I didn’t paint at all — until yesterday. And I felt guilty about that. At the same time, I was missing the hours in the studio. I was both nostalgic for the long chunks of time I devoted to art on the farm and yet totally unmotivated to pick up a brush. Even my journal entries became boring and whiny.
Talking to the other residents has helped. Selina said she hasn’t had much time to be creative. Some of the girls reported feeling tired as well. And then I read Carmella’s entry about “Getting over Guilt” on her blog http://www.therestlesswriter.com. She wrote “. . . all along, I was giving myself an internal verbal beat down. You should be writing. Those pieces need editing. Why aren’t you sending work out? You’re never going to be a writer at this rate. I don’t want guilt to be a constant part of my psyche.”
And I agree. We artists are fragile in so many ways, despite our attempts to go out and conquer. We have to be gentle to ourselves — and that’s a big challenge for me.
Guilt and fear should be replaced by brighter things — love, passion, creativity, integrity, light.

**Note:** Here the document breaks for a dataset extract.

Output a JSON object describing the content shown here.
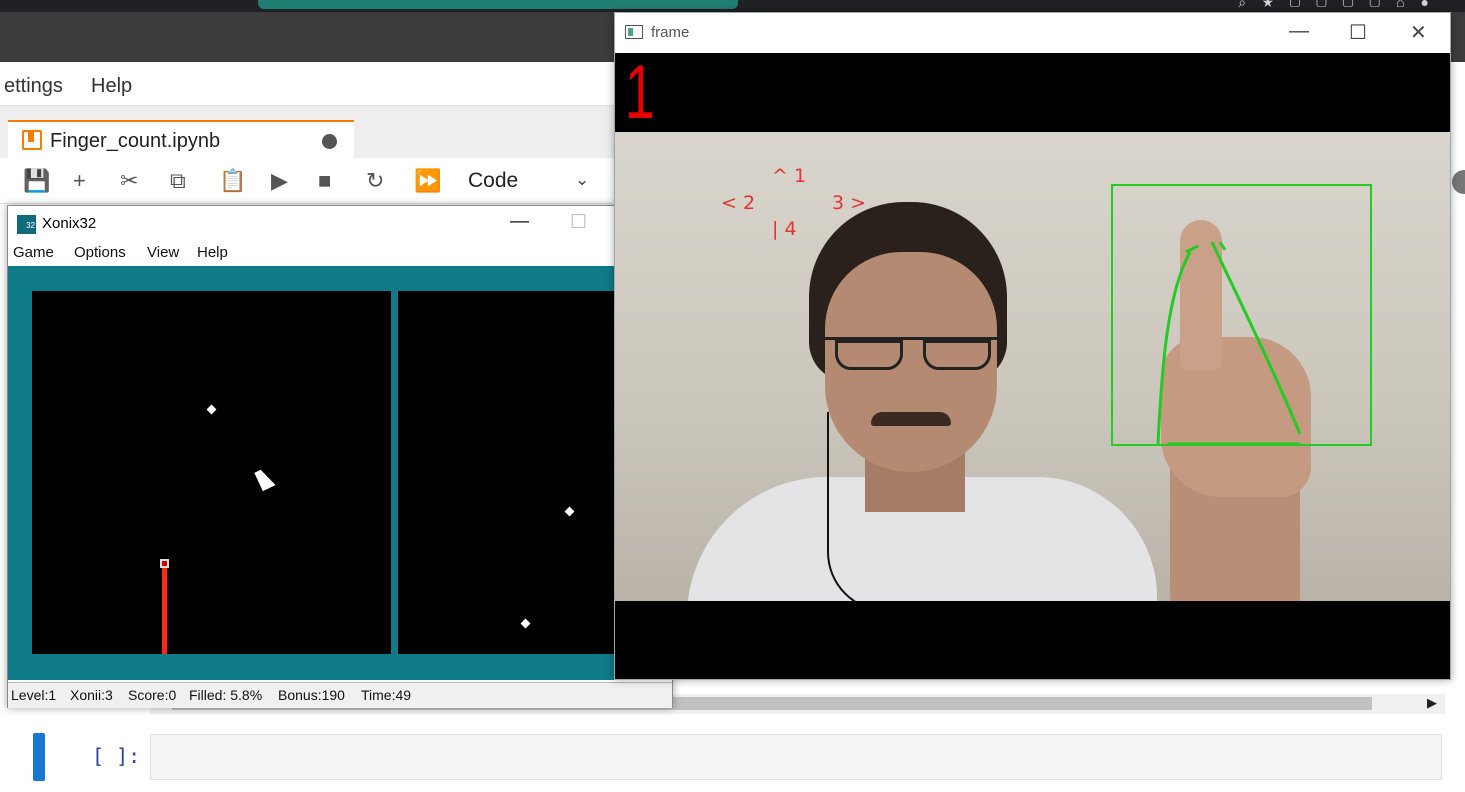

Van Gogh wrote in a letter to his brother ” . . . it certainly is true that it is better to be high-spirited, even though one makes more mistakes, then to be narrow-minded and over prudent. It is good to love many things, for therein lies true strength; whosoever loves much, performs and can accomplish much, and what is done in love is well done.”